-- WHAT YOU WILL DO --
Extract every line below that contains the word "title".

-- DATA RECORDS --
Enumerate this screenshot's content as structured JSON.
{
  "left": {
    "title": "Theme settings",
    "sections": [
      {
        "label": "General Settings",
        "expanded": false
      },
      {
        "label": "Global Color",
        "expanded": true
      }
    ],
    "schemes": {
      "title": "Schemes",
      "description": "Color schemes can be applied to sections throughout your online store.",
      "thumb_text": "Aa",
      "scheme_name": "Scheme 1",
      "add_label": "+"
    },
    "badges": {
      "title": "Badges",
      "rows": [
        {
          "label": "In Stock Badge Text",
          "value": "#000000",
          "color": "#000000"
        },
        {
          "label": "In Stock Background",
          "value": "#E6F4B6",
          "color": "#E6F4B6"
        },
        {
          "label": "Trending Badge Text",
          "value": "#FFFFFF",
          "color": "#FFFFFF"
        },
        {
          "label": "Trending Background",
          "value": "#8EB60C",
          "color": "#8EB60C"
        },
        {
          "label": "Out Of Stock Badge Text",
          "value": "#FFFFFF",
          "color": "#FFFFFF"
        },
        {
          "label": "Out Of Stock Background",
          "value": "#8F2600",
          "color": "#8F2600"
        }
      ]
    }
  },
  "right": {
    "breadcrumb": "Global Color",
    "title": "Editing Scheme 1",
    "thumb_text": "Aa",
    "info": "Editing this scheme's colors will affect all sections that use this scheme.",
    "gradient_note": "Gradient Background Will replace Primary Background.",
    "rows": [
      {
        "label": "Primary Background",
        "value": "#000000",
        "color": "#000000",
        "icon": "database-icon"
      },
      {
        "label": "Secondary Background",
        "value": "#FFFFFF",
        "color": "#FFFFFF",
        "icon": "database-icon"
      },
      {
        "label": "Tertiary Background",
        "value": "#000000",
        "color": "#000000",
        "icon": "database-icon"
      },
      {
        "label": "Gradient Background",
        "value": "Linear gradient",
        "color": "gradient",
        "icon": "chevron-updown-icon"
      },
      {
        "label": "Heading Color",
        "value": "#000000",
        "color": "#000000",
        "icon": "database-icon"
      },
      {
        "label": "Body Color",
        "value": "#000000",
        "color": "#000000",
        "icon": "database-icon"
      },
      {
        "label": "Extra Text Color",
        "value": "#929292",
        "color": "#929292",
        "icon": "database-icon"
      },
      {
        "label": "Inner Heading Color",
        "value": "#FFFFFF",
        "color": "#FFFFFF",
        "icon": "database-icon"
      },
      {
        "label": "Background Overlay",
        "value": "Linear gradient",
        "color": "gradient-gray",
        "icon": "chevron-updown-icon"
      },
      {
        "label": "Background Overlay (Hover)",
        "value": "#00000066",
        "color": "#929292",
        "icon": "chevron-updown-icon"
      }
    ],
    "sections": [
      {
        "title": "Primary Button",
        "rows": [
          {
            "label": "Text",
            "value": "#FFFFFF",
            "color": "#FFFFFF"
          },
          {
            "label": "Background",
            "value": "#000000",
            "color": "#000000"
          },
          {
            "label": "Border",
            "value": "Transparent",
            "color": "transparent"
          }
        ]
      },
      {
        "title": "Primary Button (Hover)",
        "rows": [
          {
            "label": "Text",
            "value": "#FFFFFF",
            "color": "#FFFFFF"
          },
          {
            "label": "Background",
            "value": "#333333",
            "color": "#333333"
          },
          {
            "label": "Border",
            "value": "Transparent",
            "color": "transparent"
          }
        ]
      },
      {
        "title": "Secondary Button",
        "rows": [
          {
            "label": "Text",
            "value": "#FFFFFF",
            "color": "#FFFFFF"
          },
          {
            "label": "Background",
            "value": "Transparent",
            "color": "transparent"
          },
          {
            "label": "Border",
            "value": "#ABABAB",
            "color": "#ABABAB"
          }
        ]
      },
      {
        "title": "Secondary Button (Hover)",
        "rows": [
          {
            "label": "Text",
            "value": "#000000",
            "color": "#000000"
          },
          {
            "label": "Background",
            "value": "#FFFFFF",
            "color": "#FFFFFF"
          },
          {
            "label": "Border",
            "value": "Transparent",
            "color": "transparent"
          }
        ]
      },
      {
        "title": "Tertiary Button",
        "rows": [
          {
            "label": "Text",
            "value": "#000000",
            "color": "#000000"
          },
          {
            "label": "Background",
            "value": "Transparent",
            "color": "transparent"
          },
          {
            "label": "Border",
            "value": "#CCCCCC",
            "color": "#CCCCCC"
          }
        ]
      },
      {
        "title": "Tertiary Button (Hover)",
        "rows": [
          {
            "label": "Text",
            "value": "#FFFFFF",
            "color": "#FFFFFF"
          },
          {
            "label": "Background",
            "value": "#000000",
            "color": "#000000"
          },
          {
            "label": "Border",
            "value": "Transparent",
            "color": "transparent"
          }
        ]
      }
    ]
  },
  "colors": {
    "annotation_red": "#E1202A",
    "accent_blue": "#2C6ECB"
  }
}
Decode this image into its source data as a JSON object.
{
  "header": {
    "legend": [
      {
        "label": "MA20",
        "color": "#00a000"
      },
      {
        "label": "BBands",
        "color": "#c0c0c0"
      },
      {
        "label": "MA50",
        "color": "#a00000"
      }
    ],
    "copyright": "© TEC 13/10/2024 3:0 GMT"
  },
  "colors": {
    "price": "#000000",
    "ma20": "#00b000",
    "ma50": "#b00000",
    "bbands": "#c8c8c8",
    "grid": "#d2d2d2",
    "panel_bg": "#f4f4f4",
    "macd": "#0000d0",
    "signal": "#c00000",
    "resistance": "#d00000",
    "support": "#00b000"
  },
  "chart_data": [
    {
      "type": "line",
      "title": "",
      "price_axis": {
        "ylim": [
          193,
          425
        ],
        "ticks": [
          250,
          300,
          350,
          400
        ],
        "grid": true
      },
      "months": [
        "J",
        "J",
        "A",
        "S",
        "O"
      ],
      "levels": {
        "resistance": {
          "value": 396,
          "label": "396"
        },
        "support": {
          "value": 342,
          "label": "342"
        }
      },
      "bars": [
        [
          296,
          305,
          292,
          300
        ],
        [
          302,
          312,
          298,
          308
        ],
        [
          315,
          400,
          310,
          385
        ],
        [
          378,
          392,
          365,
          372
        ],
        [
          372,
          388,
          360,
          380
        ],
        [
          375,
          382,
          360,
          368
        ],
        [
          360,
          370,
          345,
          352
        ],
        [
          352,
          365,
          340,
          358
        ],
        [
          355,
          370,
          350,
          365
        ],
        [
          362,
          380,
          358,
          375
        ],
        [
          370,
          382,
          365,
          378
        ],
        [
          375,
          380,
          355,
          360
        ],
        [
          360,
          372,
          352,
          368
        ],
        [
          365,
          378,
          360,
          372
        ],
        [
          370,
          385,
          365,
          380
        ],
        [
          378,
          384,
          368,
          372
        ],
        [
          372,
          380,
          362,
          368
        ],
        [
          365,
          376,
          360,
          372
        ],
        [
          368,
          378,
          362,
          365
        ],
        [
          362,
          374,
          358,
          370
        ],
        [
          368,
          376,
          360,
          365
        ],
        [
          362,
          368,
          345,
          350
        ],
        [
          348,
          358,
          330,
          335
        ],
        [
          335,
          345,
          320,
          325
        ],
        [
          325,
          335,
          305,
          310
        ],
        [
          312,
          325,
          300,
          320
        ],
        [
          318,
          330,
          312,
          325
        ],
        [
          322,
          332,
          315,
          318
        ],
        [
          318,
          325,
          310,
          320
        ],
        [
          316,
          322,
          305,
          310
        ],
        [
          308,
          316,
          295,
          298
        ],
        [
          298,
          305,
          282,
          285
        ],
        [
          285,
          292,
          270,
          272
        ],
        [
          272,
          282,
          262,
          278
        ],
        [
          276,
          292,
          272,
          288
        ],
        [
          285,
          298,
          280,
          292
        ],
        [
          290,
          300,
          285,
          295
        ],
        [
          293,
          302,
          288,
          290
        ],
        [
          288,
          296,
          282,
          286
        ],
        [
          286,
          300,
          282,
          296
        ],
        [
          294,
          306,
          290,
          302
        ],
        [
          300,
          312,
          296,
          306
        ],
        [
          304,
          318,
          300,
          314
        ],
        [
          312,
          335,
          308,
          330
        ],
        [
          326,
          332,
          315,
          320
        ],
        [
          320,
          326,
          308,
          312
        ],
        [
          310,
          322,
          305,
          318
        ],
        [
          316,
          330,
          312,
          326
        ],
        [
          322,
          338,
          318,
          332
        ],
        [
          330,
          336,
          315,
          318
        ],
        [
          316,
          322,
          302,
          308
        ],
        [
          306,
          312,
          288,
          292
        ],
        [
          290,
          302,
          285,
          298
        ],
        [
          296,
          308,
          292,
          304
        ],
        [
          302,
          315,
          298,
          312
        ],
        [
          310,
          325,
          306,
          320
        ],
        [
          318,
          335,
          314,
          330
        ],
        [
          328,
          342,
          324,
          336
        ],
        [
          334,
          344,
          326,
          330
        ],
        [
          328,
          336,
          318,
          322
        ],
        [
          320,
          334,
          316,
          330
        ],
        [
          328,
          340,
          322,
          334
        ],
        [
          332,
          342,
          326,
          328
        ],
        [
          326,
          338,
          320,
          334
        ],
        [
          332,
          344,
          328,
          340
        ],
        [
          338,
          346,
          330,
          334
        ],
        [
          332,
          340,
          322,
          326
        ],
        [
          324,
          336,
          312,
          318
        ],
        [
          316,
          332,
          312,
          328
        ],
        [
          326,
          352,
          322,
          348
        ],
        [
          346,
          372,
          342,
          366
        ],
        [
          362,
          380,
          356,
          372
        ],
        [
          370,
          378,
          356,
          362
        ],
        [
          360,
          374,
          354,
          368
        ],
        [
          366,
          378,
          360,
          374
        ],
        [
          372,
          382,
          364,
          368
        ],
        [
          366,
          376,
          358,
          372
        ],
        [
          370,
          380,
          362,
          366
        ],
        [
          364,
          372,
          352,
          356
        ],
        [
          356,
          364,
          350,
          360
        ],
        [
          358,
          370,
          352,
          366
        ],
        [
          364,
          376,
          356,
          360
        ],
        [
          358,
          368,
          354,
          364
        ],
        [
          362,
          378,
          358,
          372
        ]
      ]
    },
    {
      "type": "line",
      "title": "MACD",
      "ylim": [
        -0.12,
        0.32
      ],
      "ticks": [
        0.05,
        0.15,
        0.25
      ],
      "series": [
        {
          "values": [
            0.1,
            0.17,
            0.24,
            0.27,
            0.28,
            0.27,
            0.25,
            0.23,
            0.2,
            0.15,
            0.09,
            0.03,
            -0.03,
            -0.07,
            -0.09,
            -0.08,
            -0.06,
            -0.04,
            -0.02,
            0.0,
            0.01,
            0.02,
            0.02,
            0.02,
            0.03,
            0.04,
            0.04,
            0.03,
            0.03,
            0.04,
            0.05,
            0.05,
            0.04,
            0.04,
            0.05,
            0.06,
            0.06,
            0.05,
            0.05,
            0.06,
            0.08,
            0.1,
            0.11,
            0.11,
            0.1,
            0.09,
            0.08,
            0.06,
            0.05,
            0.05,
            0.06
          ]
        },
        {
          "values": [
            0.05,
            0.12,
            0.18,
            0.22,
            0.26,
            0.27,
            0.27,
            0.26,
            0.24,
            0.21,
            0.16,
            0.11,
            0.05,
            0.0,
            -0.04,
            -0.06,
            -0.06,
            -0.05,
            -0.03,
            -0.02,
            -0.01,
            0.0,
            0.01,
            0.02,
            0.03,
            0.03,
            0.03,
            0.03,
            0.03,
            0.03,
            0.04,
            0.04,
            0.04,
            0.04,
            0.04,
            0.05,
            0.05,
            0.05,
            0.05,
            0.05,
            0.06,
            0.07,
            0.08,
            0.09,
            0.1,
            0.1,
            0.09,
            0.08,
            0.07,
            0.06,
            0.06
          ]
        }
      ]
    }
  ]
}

-- TASK OUTPUT --
    "title": "Theme settings",
      "title": "Schemes",
      "title": "Badges",
    "title": "Editing Scheme 1",
        "title": "Primary Button",
        "title": "Primary Button (Hover)",
        "title": "Secondary Button",
        "title": "Secondary Button (Hover)",
        "title": "Tertiary Button",
        "title": "Tertiary Button (Hover)",
      "title": "",
      "title": "MACD",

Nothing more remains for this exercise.